R: Music is always the best currently, because it's currently happening, it's real, it's right now. I'm as susceptible to nostalgia as anyone else, but ultimately nostalgia is bullshit… I'm all about right now. Even if you like music better from a certain time or place, that time is over and there's beautiful and powerful art being made right this second that needs your support and passion. I love films from the 70s, the "golden age" of American cinema, but it's my duty to support films that move me now, because without the support now there will be no tomorrow. That's how I feel about music. Would I have loved to have been a few years older and experienced DC in the mid to late 80s? Certainly, that would have been fun. But I have those records, I can pull them out whenever I want. But I can't go back in time, no one can. So I move forward, I look at right now and I look at the future. I buy music, I support the artists that I like and sometimes even the ones that I don't necessarily love but that I think are valid and sincere. Music making is essentially the same as when I was a kid… I sit in a  room with a guitar and come up with songs, I go and play them with some other people, we play shows and record those songs. We put them out in a format that someone else can listen to in some way. I've never been a hugely successful musician, at least in terms of popularity or sales, so I can't say that I've seen things change all that much for me personally because I have been most active and most well known since the early to mid 2000s when things were already on the trajectory they're currently on now. I can't lament how things are, I just do my best and move forward. 

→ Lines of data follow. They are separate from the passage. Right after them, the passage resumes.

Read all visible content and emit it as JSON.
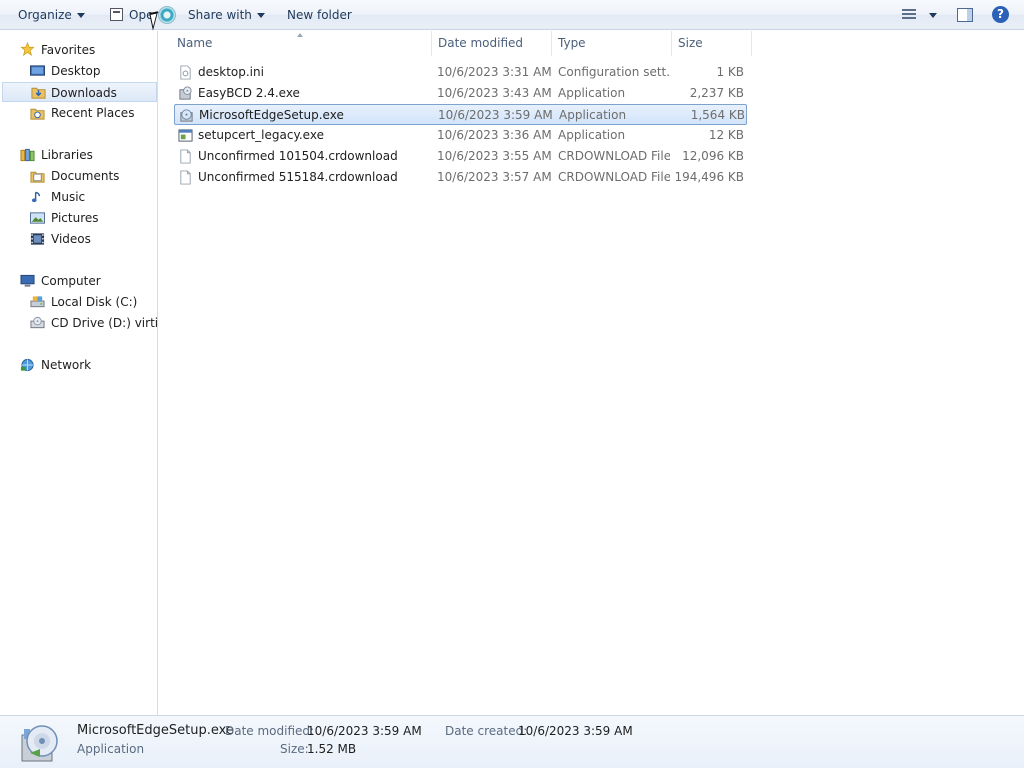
{
  "toolbar": {
    "organize": "Organize",
    "open": "Open",
    "share_with": "Share with",
    "new_folder": "New folder"
  },
  "nav": {
    "favorites": "Favorites",
    "desktop": "Desktop",
    "downloads": "Downloads",
    "recent_places": "Recent Places",
    "libraries": "Libraries",
    "documents": "Documents",
    "music": "Music",
    "pictures": "Pictures",
    "videos": "Videos",
    "computer": "Computer",
    "local_disk": "Local Disk (C:)",
    "cd_drive": "CD Drive (D:) virtio-w",
    "network": "Network"
  },
  "columns": {
    "name": "Name",
    "date_modified": "Date modified",
    "type": "Type",
    "size": "Size"
  },
  "files": [
    {
      "name": "desktop.ini",
      "date": "10/6/2023 3:31 AM",
      "type": "Configuration sett...",
      "size": "1 KB",
      "icon": "settings-file-icon"
    },
    {
      "name": "EasyBCD 2.4.exe",
      "date": "10/6/2023 3:43 AM",
      "type": "Application",
      "size": "2,237 KB",
      "icon": "installer-icon"
    },
    {
      "name": "MicrosoftEdgeSetup.exe",
      "date": "10/6/2023 3:59 AM",
      "type": "Application",
      "size": "1,564 KB",
      "icon": "installer-disc-icon"
    },
    {
      "name": "setupcert_legacy.exe",
      "date": "10/6/2023 3:36 AM",
      "type": "Application",
      "size": "12 KB",
      "icon": "application-window-icon"
    },
    {
      "name": "Unconfirmed 101504.crdownload",
      "date": "10/6/2023 3:55 AM",
      "type": "CRDOWNLOAD File",
      "size": "12,096 KB",
      "icon": "blank-file-icon"
    },
    {
      "name": "Unconfirmed 515184.crdownload",
      "date": "10/6/2023 3:57 AM",
      "type": "CRDOWNLOAD File",
      "size": "194,496 KB",
      "icon": "blank-file-icon"
    }
  ],
  "details": {
    "filename": "MicrosoftEdgeSetup.exe",
    "filetype": "Application",
    "date_modified_label": "Date modified:",
    "date_modified_value": "10/6/2023 3:59 AM",
    "size_label": "Size:",
    "size_value": "1.52 MB",
    "date_created_label": "Date created:",
    "date_created_value": "10/6/2023 3:59 AM"
  },
  "colors": {
    "selection_fill": "#d9e8fb",
    "selection_border": "#7da2ce",
    "toolbar_text": "#1e395b",
    "secondary_text": "#6d6d6d"
  }
}
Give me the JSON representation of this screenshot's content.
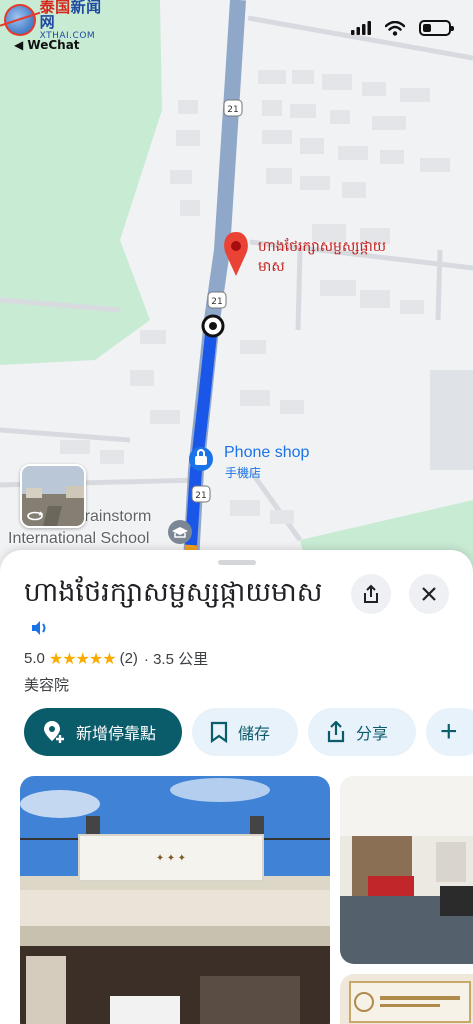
{
  "status_bar": {
    "watermark_cn_red": "泰国",
    "watermark_cn_blue": "新闻网",
    "watermark_url": "XTHAI.COM",
    "back_label": "◀ WeChat",
    "icons": [
      "signal-icon",
      "wifi-icon",
      "battery-icon"
    ]
  },
  "map": {
    "route_shield": "21",
    "place_label": "ហាងថែរក្សាសម្ផស្សផ្កាយមាស",
    "poi_phone_shop": "Phone shop",
    "poi_phone_shop_sub": "手機店",
    "school_label_line1": "Brainstorm",
    "school_label_line2": "International School",
    "colors": {
      "route": "#1a56e8",
      "road": "#8fa7c9",
      "pin": "#ea4335",
      "park": "#c8ebd4"
    }
  },
  "sheet": {
    "title": "ហាងថែរក្សាសម្ផស្សផ្កាយមាស",
    "rating_value": "5.0",
    "stars": "★★★★★",
    "review_count": "(2)",
    "distance": "· 3.5 公里",
    "category": "美容院",
    "actions": {
      "add_stop": "新增停靠點",
      "save": "儲存",
      "share": "分享",
      "more": "+"
    },
    "accent": "#0b5c6b"
  }
}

J: Anything else you'd like to say?

R: Thanks for the interview!